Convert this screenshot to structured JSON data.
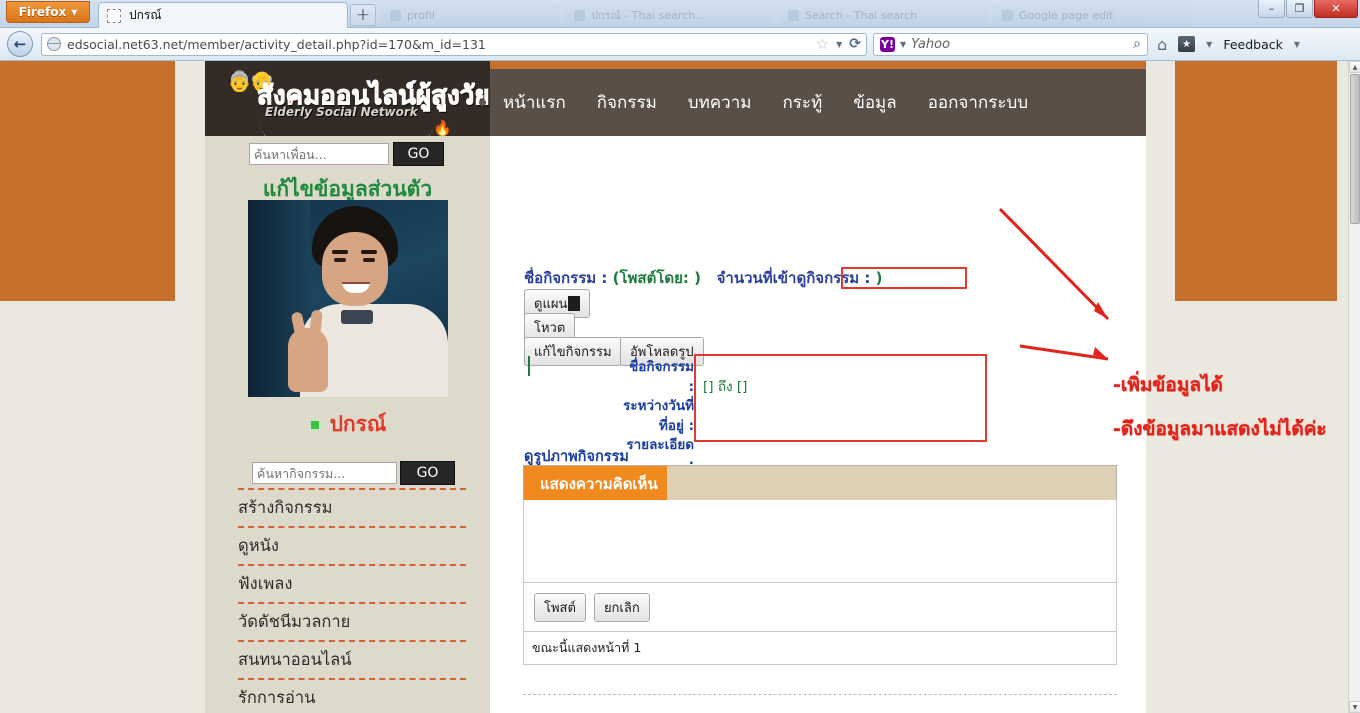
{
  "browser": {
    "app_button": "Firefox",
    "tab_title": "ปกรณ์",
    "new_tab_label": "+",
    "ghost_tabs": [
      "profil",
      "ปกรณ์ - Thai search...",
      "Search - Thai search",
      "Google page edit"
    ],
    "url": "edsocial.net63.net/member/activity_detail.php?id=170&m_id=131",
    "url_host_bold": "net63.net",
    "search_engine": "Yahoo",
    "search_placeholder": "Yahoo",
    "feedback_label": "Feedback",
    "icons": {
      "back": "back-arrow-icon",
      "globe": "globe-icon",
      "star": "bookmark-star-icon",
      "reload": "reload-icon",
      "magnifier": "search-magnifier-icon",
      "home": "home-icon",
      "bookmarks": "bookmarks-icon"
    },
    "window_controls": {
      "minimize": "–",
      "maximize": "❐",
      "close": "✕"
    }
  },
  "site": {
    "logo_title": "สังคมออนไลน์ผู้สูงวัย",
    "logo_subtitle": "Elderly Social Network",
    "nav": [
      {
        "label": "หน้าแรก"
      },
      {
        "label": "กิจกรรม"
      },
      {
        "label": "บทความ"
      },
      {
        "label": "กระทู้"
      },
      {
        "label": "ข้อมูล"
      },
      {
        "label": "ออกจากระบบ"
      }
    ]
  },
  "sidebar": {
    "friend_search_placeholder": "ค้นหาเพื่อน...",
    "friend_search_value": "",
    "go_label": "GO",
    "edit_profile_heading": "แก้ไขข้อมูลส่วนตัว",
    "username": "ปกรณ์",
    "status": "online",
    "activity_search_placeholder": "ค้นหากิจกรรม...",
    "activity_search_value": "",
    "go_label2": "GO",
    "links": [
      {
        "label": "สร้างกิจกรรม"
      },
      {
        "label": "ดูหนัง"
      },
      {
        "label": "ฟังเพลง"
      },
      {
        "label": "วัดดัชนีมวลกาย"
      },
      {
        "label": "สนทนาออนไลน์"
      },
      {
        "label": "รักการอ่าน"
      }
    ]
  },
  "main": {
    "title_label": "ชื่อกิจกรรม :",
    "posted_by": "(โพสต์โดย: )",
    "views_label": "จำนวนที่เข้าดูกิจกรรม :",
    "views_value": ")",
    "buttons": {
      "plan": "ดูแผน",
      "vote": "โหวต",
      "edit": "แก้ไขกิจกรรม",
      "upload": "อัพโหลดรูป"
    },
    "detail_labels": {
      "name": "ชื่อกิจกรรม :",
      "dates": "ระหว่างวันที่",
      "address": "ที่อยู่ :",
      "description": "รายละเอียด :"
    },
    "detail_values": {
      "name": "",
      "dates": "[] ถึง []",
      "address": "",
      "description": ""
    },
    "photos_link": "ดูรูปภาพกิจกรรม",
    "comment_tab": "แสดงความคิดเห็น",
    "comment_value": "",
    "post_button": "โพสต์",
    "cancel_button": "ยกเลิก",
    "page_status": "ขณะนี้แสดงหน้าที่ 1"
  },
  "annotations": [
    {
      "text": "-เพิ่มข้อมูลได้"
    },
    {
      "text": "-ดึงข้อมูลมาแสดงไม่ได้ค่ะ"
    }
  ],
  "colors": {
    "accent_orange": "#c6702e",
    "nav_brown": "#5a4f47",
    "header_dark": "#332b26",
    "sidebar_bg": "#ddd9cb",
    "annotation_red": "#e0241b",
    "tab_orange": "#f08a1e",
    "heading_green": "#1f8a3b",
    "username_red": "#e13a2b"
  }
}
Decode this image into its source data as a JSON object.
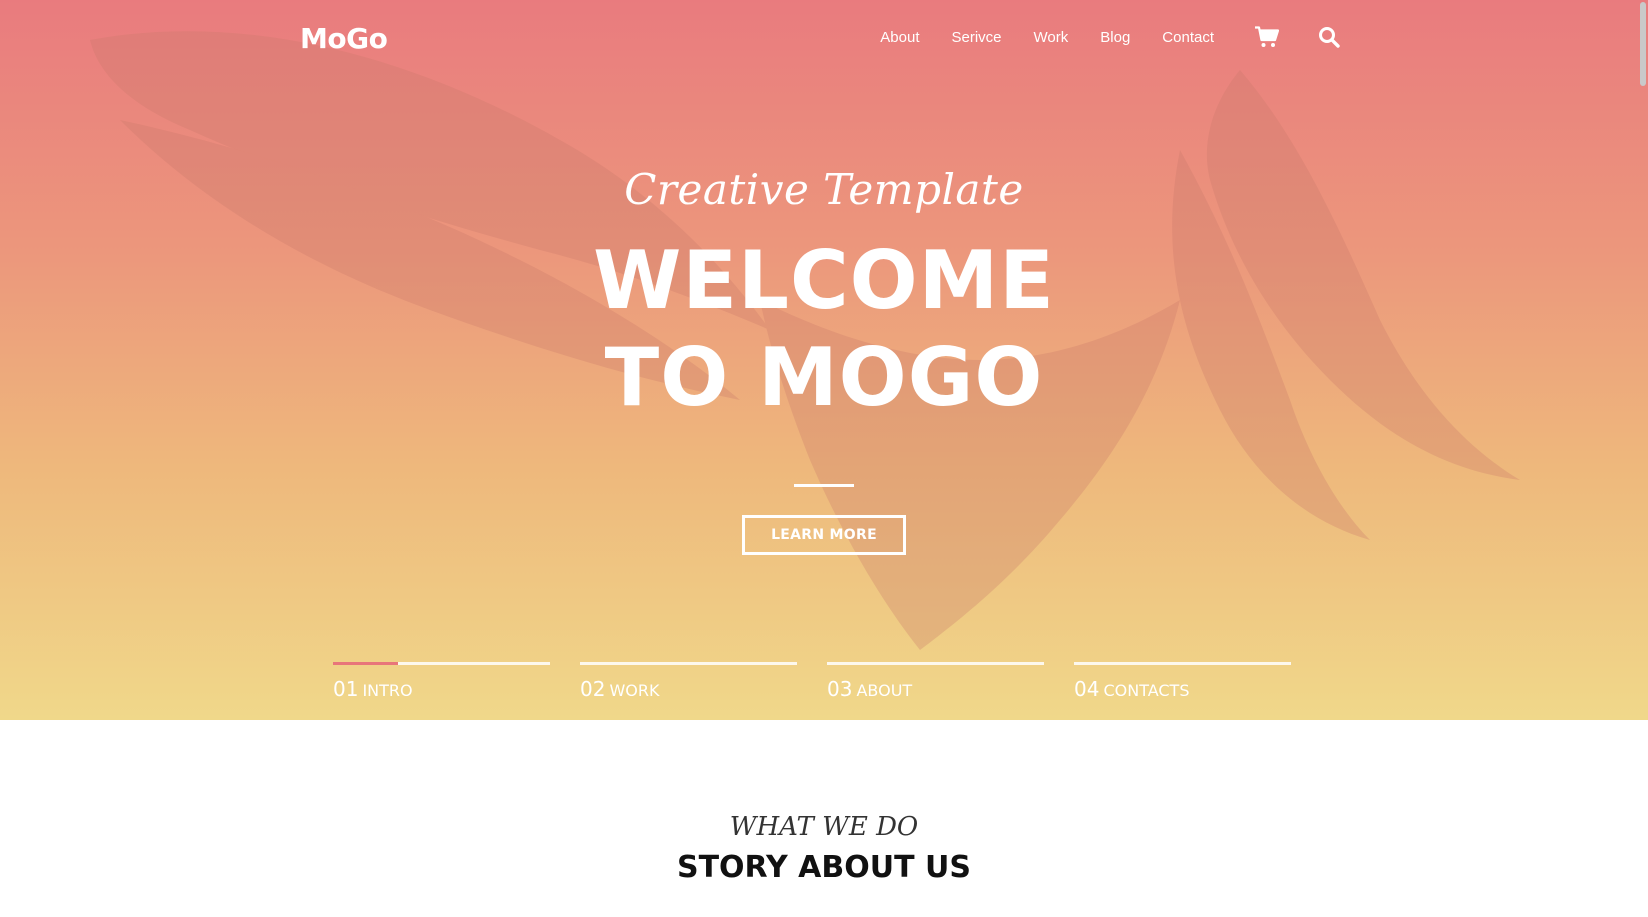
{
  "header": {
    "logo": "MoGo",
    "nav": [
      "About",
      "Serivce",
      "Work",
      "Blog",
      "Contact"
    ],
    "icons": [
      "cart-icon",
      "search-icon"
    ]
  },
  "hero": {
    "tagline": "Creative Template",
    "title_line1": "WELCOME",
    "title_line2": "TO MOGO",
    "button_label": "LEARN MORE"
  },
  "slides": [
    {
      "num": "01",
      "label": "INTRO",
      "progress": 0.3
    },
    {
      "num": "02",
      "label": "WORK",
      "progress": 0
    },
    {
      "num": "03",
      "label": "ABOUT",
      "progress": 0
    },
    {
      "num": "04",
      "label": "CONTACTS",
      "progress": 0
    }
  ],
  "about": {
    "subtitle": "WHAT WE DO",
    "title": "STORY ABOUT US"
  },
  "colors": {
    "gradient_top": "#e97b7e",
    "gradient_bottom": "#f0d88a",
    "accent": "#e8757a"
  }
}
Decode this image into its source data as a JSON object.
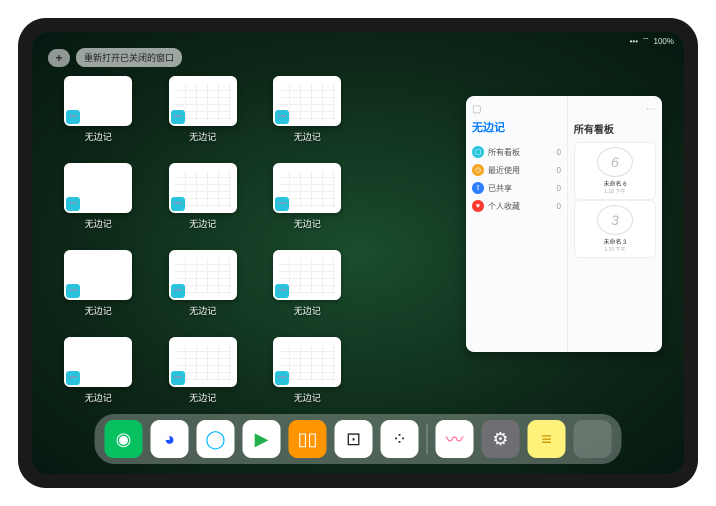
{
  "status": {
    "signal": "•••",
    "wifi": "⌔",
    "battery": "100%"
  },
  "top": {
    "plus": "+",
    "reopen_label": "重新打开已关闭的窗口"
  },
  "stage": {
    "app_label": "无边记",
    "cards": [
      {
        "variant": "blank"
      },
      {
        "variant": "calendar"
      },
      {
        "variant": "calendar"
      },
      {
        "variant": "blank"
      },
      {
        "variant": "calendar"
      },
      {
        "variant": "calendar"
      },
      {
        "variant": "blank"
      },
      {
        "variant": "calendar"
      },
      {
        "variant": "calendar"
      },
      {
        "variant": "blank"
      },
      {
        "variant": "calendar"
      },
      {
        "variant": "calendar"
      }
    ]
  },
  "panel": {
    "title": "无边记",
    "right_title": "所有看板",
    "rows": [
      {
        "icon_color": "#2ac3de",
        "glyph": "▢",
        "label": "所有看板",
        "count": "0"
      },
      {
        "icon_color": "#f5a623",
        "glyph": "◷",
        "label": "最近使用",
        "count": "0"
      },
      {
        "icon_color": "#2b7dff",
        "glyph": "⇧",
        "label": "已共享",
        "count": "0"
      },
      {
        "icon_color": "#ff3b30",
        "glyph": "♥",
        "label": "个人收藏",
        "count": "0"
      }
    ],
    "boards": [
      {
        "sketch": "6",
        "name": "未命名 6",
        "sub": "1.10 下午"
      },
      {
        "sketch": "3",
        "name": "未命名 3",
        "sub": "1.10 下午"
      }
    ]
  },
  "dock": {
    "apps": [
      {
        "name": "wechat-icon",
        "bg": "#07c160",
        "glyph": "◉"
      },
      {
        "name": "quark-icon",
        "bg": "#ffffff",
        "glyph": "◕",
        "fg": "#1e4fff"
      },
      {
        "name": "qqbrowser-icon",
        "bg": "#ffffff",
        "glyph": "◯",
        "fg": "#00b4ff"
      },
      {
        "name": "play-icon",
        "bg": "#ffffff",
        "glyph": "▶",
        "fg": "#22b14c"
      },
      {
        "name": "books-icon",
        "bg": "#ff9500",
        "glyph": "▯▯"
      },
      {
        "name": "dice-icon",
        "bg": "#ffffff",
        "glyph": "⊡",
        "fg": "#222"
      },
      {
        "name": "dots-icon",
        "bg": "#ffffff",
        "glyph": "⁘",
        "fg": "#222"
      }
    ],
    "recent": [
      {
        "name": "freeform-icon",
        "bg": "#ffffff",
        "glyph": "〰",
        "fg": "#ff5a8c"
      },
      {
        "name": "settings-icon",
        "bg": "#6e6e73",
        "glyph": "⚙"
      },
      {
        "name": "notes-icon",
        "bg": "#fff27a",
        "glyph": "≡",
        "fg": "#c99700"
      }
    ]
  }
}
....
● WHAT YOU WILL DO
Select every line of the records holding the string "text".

● SOLUTION BELOW
      "text": "-เพิ่มข้อมูลได้"
      "text": "-ดึงข้อมูลมาแสดงไม่ได้ค่ะ"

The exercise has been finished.